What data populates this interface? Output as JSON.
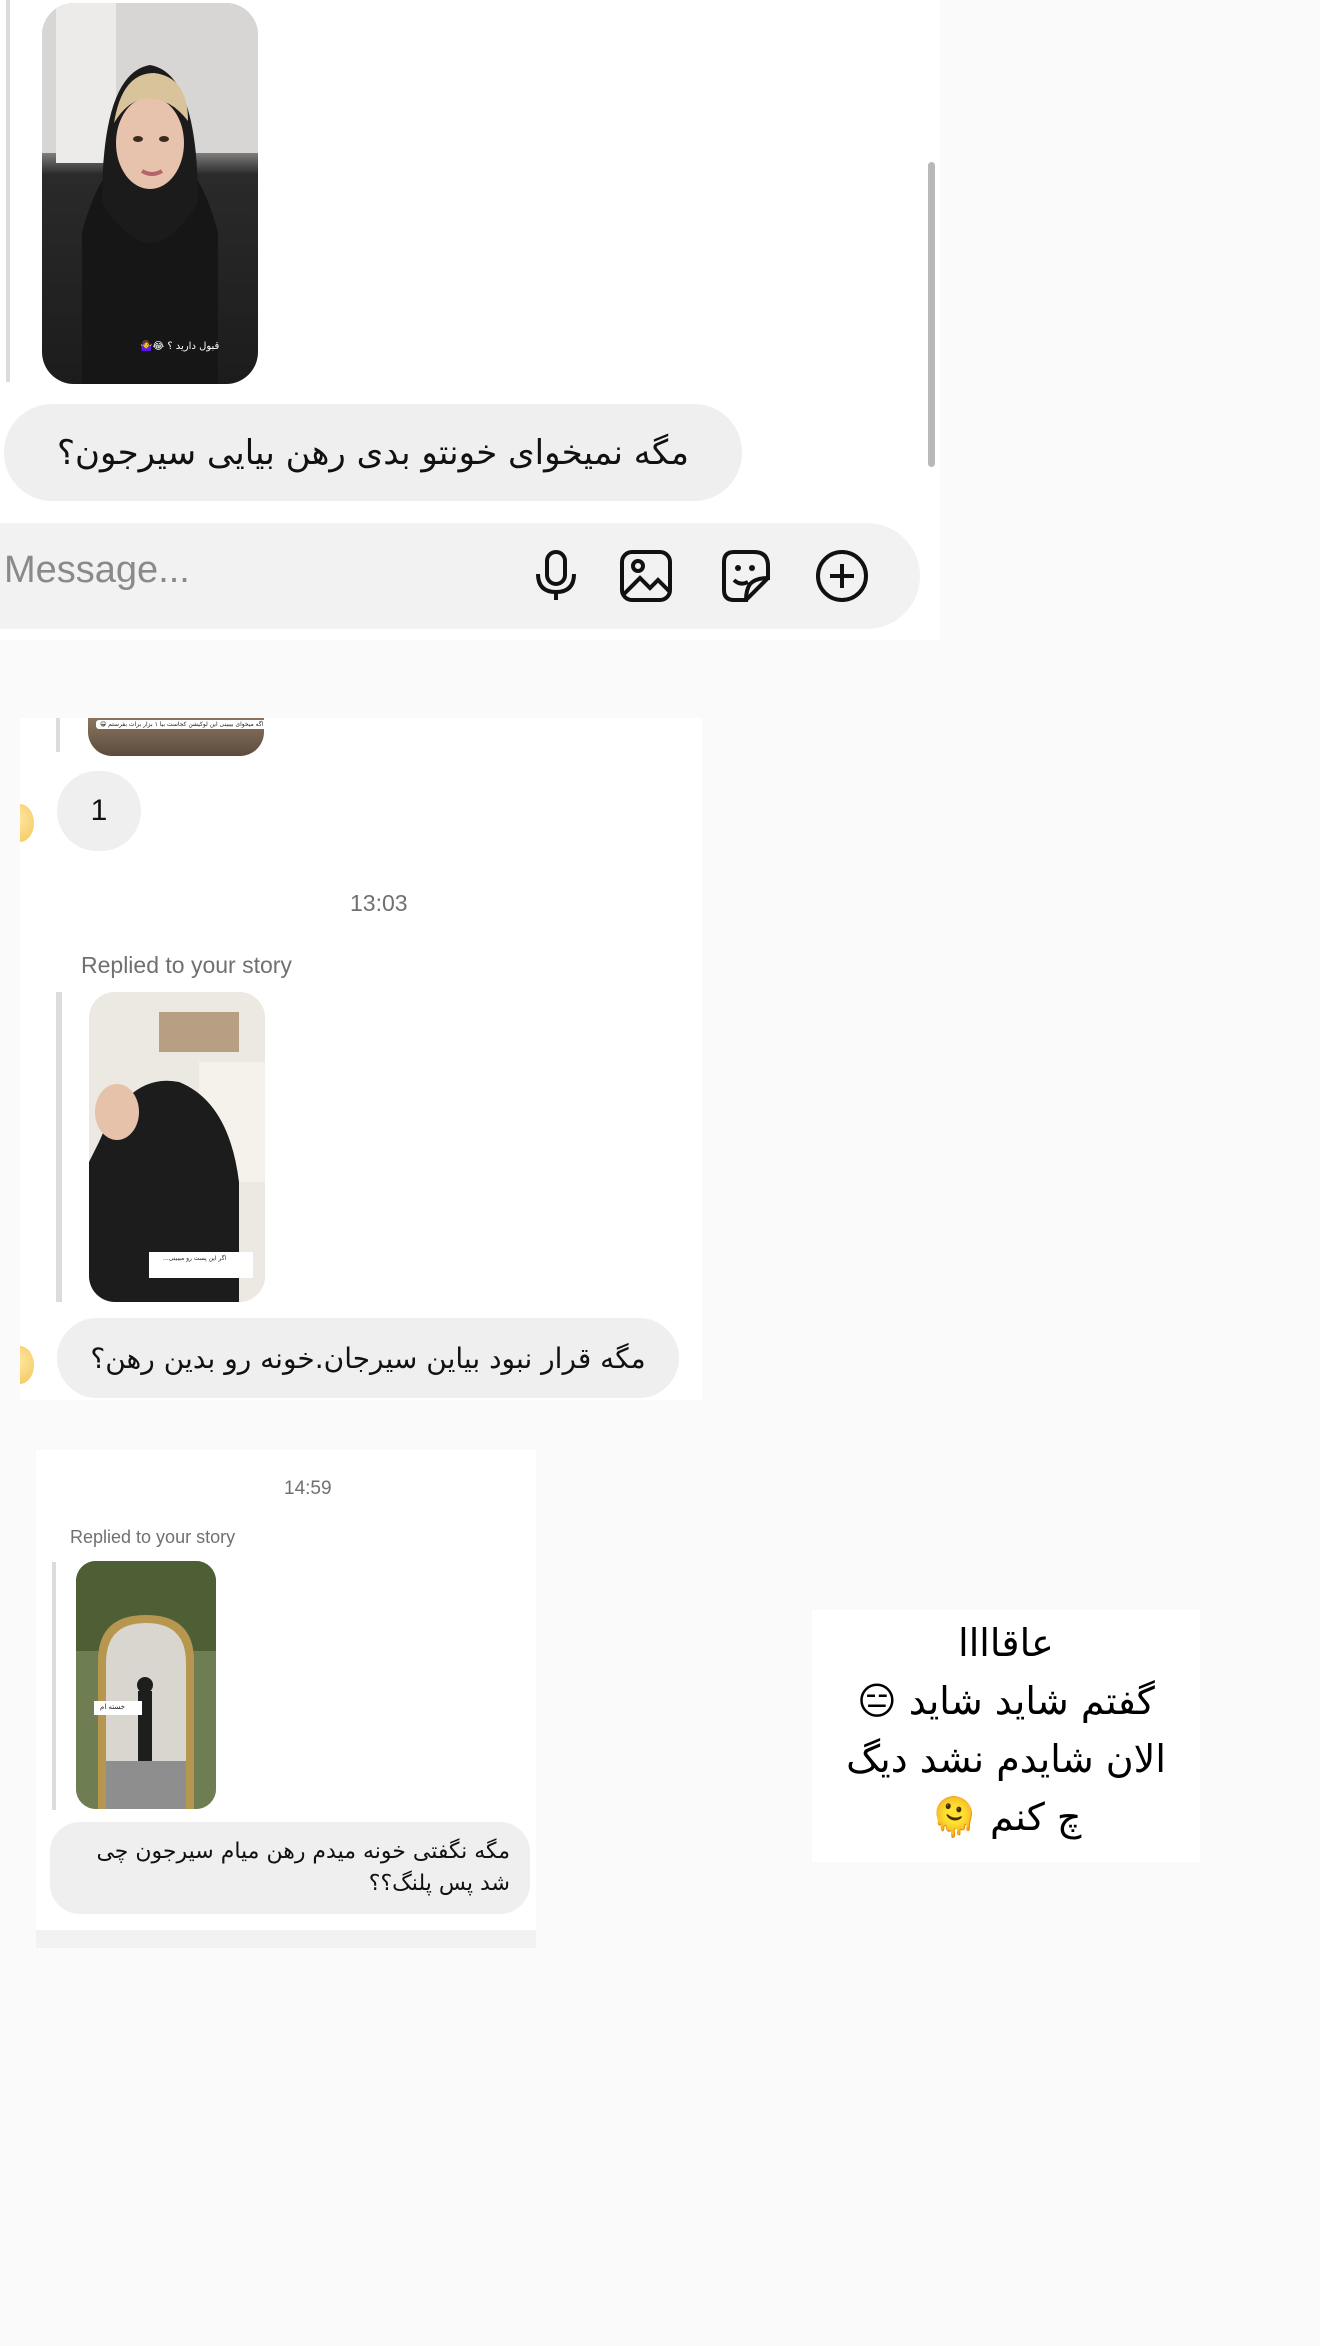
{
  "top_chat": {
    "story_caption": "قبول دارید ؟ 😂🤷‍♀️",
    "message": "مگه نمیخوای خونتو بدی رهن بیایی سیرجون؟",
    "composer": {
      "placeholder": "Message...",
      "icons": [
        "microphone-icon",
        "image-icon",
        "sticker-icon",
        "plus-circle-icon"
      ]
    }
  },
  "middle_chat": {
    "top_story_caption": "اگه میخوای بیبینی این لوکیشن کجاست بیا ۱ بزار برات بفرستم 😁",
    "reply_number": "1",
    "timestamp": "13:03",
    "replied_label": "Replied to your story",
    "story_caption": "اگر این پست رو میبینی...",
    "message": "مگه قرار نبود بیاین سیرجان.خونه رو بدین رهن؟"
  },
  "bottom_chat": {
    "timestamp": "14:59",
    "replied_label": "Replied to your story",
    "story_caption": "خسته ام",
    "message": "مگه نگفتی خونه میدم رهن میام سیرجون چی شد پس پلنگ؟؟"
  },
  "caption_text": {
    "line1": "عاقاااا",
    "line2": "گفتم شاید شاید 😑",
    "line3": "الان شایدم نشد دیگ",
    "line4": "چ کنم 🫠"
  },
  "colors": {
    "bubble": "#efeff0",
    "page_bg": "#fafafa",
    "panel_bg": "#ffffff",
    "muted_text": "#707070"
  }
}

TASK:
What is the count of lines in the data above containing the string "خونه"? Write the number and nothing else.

SOLUTION FOR THIS TASK:
2